My goal this year is just to manage to read 1 book a month. So far, I'm keeping up with that, and even exceeding a bit, as I've somehow managed to complete 2 books so far in February.
I started the year with one of Terry Pratchett's Discworld novels, Wyrd Sisters. My copy is one of the beautiful Gollancz editions from the Discworld Collector's Library. I love it both because it was absolutely beautiful and because I enjoyed the story.
Wyrd Sisters is one of the Witch novels in the Discword series. This particular novel follows Granny Weatherwax, Nanny Ogg, and Magrat as they are thrown into the politics of their kingdom when the murdered king's son and only heir is suddenly given to them. In the novel we get to see the boy grow up as he makes his own destiny, all the while, the witches are trying to save their kingdom from the current rule of a tyrant.
This novel has some great references to Shakespeare, starting in the 1st scene of the novel, which mirrors the beginning of Macbeth, with witches meeting in the woods.

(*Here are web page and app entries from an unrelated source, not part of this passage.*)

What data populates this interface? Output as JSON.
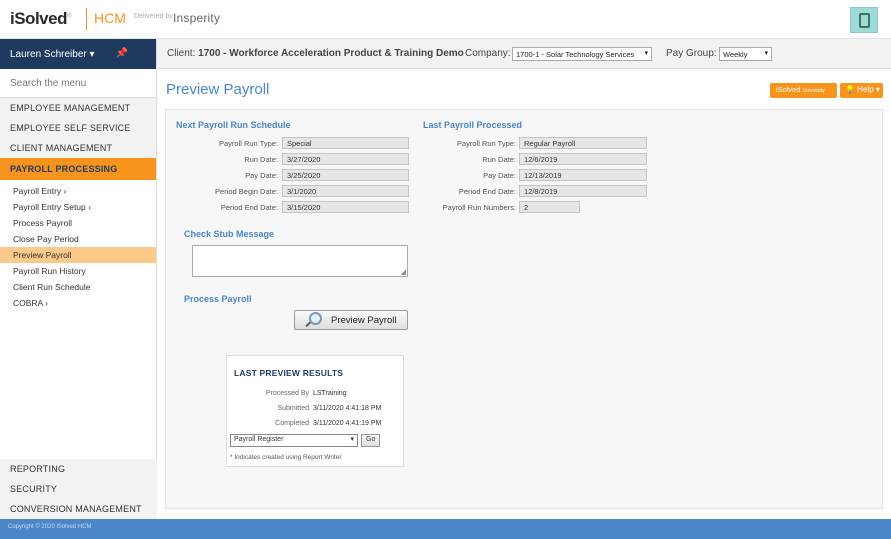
{
  "header": {
    "logo_text": "iSolved",
    "logo_reg": "®",
    "product": "HCM",
    "delivered_by": "Delivered by",
    "partner": "Insperity"
  },
  "user": {
    "name": "Lauren Schreiber",
    "caret": "▾",
    "pin_icon": "pin-icon"
  },
  "search": {
    "placeholder": "Search the menu"
  },
  "menu": {
    "top": [
      "EMPLOYEE MANAGEMENT",
      "EMPLOYEE SELF SERVICE",
      "CLIENT MANAGEMENT"
    ],
    "active": "PAYROLL PROCESSING",
    "sub": [
      "Payroll Entry ›",
      "Payroll Entry Setup ›",
      "Process Payroll",
      "Close Pay Period",
      "Preview Payroll",
      "Payroll Run History",
      "Client Run Schedule",
      "COBRA ›"
    ],
    "active_sub_index": 4,
    "bottom": [
      "REPORTING",
      "SECURITY",
      "CONVERSION MANAGEMENT"
    ]
  },
  "clientbar": {
    "client_label": "Client:",
    "client_value": "1700 - Workforce Acceleration Product & Training Demo",
    "company_label": "Company:",
    "company_value": "1700-1 - Solar Technology Services",
    "paygroup_label": "Pay Group:",
    "paygroup_value": "Weekly"
  },
  "page": {
    "title": "Preview Payroll",
    "univ_button": "iSolved",
    "univ_small": "University",
    "help_button": "💡 Help ▾"
  },
  "next_run": {
    "title": "Next Payroll Run Schedule",
    "fields": [
      {
        "label": "Payroll Run Type:",
        "value": "Special"
      },
      {
        "label": "Run Date:",
        "value": "3/27/2020"
      },
      {
        "label": "Pay Date:",
        "value": "3/25/2020"
      },
      {
        "label": "Period Begin Date:",
        "value": "3/1/2020"
      },
      {
        "label": "Period End Date:",
        "value": "3/15/2020"
      }
    ]
  },
  "last_run": {
    "title": "Last Payroll Processed",
    "fields": [
      {
        "label": "Payroll Run Type:",
        "value": "Regular Payroll"
      },
      {
        "label": "Run Date:",
        "value": "12/6/2019"
      },
      {
        "label": "Pay Date:",
        "value": "12/13/2019"
      },
      {
        "label": "Period End Date:",
        "value": "12/8/2019"
      },
      {
        "label": "Payroll Run Numbers:",
        "value": "2"
      }
    ]
  },
  "check_stub": {
    "title": "Check Stub Message",
    "value": ""
  },
  "process": {
    "title": "Process Payroll",
    "button": "Preview Payroll"
  },
  "results": {
    "title": "LAST PREVIEW RESULTS",
    "processed_by_label": "Processed By",
    "processed_by": "LSTraining",
    "submitted_label": "Submitted",
    "submitted": "3/11/2020 4:41:18 PM",
    "completed_label": "Completed",
    "completed": "3/11/2020 4:41:19 PM",
    "report_select": "Payroll Register",
    "go_button": "Go",
    "note": "* Indicates created using Report Writer"
  },
  "footer": {
    "copyright": "Copyright © 2020 iSolved HCM"
  }
}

And, as with the rest of his works, Pratchett works in an amazing amount of humor.
Some of my favorite lines from this novel include -
Only in our dreams are we free. The rest of the time we need wages.
The duke had a mind that ticked like a clock and, like a clock it regularly went cuckoo.
Granny Weatherwax was often angry. She considered it one of her strong points. Genuine anger was one of the world's greatest creative forces. But you had to learn how to control it. That didn't mean that you let it trickle away. It meant you dammed it, carefully, let it drown whole valleys of the mind, and then just when the whole structure was about to collapse, opened a tiny pipeline at the base and let the iron-hard stream of wrath power the turbines of revenge.
It is true that words have power, and one of the things they are able to do is get out of someone's mouth before the speaker has a chance to stop them.
Destiny is important, see, but people go wrong when they think it controls them. It's the other way around.
I also recently finished the collection of stories, Half Gods, by Akil Kumarasamy. This was a book I discovered on the bookoutlet.com website. I often like to go to their site and peruse their selection of books. I click on covers I like, and if the description sounds remotely interesting, I order it. I've discovered a lot of authors that way.
The collection of short stories in Half Gods follows a family of Tamil refugees, who immigrated to America at the onset of the Sri Lankan civil war. Each story focuses on one member of the family or someone in their immediate circle. These stories manage to weave together the story of the family in the most interesting of ways.
When reading this book, I would often start a new story and have no idea who the narrator was until several paragraphs in, as the story began to unfold. Looking at this family from so many different perspectives shone a light on the many facets of their lives and their family dynamic. I came to find a connection with each of the character's journeys, so different from my own. I also found that the lyrical writing of the novel connected me more deeply to the stories.
The stories in the book take on a variety of tough topics such as civil war, famine, religion, and poverty, but in the end, to me, the book is about family.
Some of my favorite lines in this book included:
Why do a few sad events have to make a whole life unhappy?
Alone in the house, Rasheed & I waited for life to reveal itself. We would climb onto the roof after the sky had darkened. We could hear birds but not see them, and we called out to the unseen, to the world around us.
Is the end the beginning or is the beginning the end?
The books I most recently completed is another collection of short stories, this one written by Denis Johnson and entitled The Largesse of the Sea Maiden. I found this book at one of my local bookshops, Bluestocking Social.
This particular collection is interesting in that the stories fit together in the feeling that they inspire, but that they also don't have any common links to connect the stories. No recurring characters or locations, just an odd sense of sadness and ennui that I couldn't shake while reading.
Nevertheless, I did enjoy reading this collection of stories. And in the last few days, since finishing the book, the stories have stayed with me. An aging poet obsessed with Elvis, an old man dying of cancer. People who somehow face the darkness of life and manage to go on.
My favorite lines:
I note that I've lived longer in the past now, than I can expect to live in the future. I have more to remember than I have to look forward to. Memory fades, not much of the past stays, and I wouldn't mind forgetting more of it.
The Past just left. Its remnants, I claim, are mostly fiction. We're stranded here with the threadbare patchwork of memory, you with yours, I with mine.
What have you been reading lately?